▶ Supplied entries

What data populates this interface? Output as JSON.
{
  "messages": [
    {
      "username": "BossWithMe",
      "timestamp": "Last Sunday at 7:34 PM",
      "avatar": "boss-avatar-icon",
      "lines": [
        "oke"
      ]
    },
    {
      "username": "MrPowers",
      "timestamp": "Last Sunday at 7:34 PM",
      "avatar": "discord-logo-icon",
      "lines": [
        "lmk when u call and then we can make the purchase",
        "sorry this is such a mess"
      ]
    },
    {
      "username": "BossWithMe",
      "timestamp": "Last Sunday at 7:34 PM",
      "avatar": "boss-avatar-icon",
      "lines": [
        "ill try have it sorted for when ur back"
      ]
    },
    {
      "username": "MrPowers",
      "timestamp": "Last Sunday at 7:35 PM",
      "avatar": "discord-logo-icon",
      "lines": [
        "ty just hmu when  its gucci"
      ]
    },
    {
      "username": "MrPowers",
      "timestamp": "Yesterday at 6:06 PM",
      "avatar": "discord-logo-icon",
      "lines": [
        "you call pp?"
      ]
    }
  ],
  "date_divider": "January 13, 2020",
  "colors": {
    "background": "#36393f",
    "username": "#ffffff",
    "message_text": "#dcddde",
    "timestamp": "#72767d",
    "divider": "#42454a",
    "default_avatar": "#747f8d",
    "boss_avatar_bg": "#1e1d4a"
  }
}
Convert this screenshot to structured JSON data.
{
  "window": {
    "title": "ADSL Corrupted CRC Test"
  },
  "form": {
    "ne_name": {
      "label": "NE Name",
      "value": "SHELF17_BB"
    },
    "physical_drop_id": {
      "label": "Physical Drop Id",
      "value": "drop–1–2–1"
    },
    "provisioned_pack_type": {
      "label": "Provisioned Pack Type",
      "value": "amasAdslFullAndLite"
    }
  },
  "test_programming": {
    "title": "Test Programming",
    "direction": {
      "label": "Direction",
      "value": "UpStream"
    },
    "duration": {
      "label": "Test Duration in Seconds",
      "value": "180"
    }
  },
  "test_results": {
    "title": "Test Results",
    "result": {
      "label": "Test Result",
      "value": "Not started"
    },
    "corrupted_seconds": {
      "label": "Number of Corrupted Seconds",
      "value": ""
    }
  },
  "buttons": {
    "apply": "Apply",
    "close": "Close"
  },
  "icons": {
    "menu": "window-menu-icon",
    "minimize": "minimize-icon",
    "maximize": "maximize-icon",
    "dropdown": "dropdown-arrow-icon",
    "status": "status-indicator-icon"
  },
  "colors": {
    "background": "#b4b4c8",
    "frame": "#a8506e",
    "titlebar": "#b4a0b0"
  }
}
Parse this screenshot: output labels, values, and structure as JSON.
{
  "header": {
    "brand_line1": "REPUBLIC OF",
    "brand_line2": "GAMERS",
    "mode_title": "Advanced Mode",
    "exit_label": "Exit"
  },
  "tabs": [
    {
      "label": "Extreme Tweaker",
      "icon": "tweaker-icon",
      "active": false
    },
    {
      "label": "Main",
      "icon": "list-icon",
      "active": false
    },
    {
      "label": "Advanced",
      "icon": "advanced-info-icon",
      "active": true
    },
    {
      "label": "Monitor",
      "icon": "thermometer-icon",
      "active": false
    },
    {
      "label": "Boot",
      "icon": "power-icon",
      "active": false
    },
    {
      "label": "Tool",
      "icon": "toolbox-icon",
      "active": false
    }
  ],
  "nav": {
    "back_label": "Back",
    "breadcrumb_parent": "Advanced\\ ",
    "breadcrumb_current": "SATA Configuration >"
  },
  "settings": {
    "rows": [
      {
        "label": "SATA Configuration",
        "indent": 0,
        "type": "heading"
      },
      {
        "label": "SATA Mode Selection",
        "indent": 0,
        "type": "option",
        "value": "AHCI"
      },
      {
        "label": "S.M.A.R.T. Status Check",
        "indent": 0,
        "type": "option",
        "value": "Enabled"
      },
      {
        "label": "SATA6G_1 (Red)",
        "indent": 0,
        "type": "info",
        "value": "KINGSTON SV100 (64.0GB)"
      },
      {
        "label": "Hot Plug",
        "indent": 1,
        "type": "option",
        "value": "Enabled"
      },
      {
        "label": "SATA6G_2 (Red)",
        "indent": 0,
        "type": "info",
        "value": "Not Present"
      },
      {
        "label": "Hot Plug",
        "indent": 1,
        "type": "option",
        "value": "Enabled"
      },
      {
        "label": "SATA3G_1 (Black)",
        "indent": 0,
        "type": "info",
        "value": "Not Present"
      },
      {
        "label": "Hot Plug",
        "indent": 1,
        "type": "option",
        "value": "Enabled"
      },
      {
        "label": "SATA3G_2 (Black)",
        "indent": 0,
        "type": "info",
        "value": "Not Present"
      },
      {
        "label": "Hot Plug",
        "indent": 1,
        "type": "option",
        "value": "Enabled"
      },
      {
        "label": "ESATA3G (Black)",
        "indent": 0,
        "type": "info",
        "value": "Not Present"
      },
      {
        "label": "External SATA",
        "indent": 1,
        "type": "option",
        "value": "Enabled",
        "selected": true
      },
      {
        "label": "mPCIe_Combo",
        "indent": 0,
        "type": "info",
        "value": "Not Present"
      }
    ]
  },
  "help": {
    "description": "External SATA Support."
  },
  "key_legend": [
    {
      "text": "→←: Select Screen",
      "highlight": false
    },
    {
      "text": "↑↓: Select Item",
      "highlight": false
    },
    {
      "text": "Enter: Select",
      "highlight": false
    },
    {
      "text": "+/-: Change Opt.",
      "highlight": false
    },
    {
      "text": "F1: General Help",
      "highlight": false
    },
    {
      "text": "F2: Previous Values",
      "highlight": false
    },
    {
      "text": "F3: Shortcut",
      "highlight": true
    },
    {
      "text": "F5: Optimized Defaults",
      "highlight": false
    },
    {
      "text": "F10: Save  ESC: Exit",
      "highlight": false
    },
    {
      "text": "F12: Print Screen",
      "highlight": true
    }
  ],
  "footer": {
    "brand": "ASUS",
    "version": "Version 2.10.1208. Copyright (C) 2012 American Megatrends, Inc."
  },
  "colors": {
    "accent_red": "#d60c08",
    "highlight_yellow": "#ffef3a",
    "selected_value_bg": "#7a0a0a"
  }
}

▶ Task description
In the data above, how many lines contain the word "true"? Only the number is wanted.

▶ Exercise output
4